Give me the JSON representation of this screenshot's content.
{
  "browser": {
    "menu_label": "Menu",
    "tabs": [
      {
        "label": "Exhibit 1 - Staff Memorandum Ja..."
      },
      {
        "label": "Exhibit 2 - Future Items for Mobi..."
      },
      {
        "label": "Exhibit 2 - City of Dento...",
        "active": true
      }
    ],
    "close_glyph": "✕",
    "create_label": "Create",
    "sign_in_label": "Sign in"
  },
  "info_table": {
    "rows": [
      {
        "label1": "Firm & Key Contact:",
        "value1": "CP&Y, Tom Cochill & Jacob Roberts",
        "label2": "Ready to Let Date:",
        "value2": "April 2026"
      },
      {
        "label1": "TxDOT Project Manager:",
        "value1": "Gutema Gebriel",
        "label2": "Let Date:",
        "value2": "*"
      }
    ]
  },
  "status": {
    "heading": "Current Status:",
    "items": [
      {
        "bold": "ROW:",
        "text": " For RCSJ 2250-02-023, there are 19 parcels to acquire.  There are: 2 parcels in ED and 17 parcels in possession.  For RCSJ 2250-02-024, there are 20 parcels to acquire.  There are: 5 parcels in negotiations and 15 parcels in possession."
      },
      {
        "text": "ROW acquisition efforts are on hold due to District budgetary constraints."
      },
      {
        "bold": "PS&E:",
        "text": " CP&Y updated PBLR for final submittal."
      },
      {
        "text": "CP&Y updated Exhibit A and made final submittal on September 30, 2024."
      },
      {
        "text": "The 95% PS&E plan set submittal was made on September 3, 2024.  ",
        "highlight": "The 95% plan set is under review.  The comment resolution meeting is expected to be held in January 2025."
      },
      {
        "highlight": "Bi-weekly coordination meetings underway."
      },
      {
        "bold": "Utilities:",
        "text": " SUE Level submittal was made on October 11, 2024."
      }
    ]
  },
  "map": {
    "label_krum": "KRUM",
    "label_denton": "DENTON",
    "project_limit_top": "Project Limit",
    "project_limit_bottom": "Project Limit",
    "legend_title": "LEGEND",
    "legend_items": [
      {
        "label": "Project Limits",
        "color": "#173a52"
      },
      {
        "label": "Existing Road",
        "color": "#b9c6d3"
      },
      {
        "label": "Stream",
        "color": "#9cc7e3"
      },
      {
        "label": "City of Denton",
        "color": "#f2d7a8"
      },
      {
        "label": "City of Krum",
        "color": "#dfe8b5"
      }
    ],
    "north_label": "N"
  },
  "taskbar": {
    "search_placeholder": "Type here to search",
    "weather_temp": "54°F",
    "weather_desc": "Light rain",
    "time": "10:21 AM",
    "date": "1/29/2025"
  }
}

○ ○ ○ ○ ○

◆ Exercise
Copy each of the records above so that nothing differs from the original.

◆ Result for this exercise
Give me the JSON representation of this screenshot's content.
{
  "browser": {
    "menu_label": "Menu",
    "tabs": [
      {
        "label": "Exhibit 1 - Staff Memorandum Ja..."
      },
      {
        "label": "Exhibit 2 - Future Items for Mobi..."
      },
      {
        "label": "Exhibit 2 - City of Dento...",
        "active": true
      }
    ],
    "close_glyph": "✕",
    "create_label": "Create",
    "sign_in_label": "Sign in"
  },
  "info_table": {
    "rows": [
      {
        "label1": "Firm & Key Contact:",
        "value1": "CP&Y, Tom Cochill & Jacob Roberts",
        "label2": "Ready to Let Date:",
        "value2": "April 2026"
      },
      {
        "label1": "TxDOT Project Manager:",
        "value1": "Gutema Gebriel",
        "label2": "Let Date:",
        "value2": "*"
      }
    ]
  },
  "status": {
    "heading": "Current Status:",
    "items": [
      {
        "bold": "ROW:",
        "text": " For RCSJ 2250-02-023, there are 19 parcels to acquire.  There are: 2 parcels in ED and 17 parcels in possession.  For RCSJ 2250-02-024, there are 20 parcels to acquire.  There are: 5 parcels in negotiations and 15 parcels in possession."
      },
      {
        "text": "ROW acquisition efforts are on hold due to District budgetary constraints."
      },
      {
        "bold": "PS&E:",
        "text": " CP&Y updated PBLR for final submittal."
      },
      {
        "text": "CP&Y updated Exhibit A and made final submittal on September 30, 2024."
      },
      {
        "text": "The 95% PS&E plan set submittal was made on September 3, 2024.  ",
        "highlight": "The 95% plan set is under review.  The comment resolution meeting is expected to be held in January 2025."
      },
      {
        "highlight": "Bi-weekly coordination meetings underway."
      },
      {
        "bold": "Utilities:",
        "text": " SUE Level submittal was made on October 11, 2024."
      }
    ]
  },
  "map": {
    "label_krum": "KRUM",
    "label_denton": "DENTON",
    "project_limit_top": "Project Limit",
    "project_limit_bottom": "Project Limit",
    "legend_title": "LEGEND",
    "legend_items": [
      {
        "label": "Project Limits",
        "color": "#173a52"
      },
      {
        "label": "Existing Road",
        "color": "#b9c6d3"
      },
      {
        "label": "Stream",
        "color": "#9cc7e3"
      },
      {
        "label": "City of Denton",
        "color": "#f2d7a8"
      },
      {
        "label": "City of Krum",
        "color": "#dfe8b5"
      }
    ],
    "north_label": "N"
  },
  "taskbar": {
    "search_placeholder": "Type here to search",
    "weather_temp": "54°F",
    "weather_desc": "Light rain",
    "time": "10:21 AM",
    "date": "1/29/2025"
  }
}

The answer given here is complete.